____ DATA

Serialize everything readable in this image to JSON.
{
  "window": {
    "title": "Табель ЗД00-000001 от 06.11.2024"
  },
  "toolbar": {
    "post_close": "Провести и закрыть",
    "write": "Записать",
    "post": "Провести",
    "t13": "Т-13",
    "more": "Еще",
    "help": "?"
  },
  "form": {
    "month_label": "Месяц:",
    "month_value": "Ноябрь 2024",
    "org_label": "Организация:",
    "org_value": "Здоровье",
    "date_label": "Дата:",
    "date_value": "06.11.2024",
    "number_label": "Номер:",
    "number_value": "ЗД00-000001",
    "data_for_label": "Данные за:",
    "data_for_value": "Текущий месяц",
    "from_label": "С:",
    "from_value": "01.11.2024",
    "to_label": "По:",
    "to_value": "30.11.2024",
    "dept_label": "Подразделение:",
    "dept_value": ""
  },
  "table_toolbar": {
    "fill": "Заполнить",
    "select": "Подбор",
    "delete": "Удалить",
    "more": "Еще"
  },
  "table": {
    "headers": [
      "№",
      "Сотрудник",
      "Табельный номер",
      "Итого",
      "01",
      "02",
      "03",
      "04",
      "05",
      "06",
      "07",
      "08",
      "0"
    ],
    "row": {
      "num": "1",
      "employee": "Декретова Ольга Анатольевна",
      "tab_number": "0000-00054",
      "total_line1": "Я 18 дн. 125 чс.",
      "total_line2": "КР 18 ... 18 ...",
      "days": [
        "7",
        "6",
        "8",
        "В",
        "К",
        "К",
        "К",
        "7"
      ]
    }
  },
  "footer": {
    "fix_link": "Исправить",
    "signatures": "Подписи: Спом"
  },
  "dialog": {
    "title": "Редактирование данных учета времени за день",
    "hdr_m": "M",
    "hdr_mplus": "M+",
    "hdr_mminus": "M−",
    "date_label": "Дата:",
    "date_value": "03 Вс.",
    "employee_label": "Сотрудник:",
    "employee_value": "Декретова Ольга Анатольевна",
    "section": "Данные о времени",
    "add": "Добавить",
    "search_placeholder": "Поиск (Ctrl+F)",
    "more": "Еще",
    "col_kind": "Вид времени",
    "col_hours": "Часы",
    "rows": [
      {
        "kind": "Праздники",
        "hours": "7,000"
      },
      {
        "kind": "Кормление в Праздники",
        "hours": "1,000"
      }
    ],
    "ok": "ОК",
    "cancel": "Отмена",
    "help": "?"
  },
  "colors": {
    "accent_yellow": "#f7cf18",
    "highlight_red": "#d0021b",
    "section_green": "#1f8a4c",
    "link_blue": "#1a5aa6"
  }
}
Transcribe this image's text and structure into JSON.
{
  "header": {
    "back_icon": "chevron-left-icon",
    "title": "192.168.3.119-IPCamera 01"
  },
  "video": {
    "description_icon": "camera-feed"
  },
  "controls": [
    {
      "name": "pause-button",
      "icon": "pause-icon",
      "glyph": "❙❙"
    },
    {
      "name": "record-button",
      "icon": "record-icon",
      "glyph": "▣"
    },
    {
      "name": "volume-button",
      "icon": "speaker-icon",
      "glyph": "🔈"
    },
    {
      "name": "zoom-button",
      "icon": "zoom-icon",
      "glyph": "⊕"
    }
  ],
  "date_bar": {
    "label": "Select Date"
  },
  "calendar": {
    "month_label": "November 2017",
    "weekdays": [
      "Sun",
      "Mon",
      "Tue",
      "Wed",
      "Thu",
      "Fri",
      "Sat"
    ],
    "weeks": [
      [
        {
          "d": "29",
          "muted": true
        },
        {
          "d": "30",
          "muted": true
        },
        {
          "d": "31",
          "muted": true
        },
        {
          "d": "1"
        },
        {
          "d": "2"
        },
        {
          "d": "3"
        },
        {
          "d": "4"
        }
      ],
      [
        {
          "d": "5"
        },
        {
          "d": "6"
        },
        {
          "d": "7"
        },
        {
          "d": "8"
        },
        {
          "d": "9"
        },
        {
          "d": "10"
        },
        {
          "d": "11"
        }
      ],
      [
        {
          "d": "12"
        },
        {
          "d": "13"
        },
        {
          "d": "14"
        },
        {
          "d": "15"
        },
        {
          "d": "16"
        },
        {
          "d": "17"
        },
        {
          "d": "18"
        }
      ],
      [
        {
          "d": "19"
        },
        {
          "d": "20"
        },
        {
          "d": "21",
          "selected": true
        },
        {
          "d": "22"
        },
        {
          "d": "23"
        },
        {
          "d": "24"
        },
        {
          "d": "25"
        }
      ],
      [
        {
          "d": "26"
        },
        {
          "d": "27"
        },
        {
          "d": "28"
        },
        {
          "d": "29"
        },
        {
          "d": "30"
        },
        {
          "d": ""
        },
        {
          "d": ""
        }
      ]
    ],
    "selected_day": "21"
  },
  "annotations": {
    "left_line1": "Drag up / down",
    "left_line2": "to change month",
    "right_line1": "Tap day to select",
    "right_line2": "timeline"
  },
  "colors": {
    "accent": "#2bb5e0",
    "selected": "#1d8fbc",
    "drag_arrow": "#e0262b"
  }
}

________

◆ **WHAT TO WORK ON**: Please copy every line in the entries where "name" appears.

◆ **WRITTEN SOLUTION**:
      "name": "pause-button",
      "name": "record-button",
      "name": "volume-button",
      "name": "zoom-button",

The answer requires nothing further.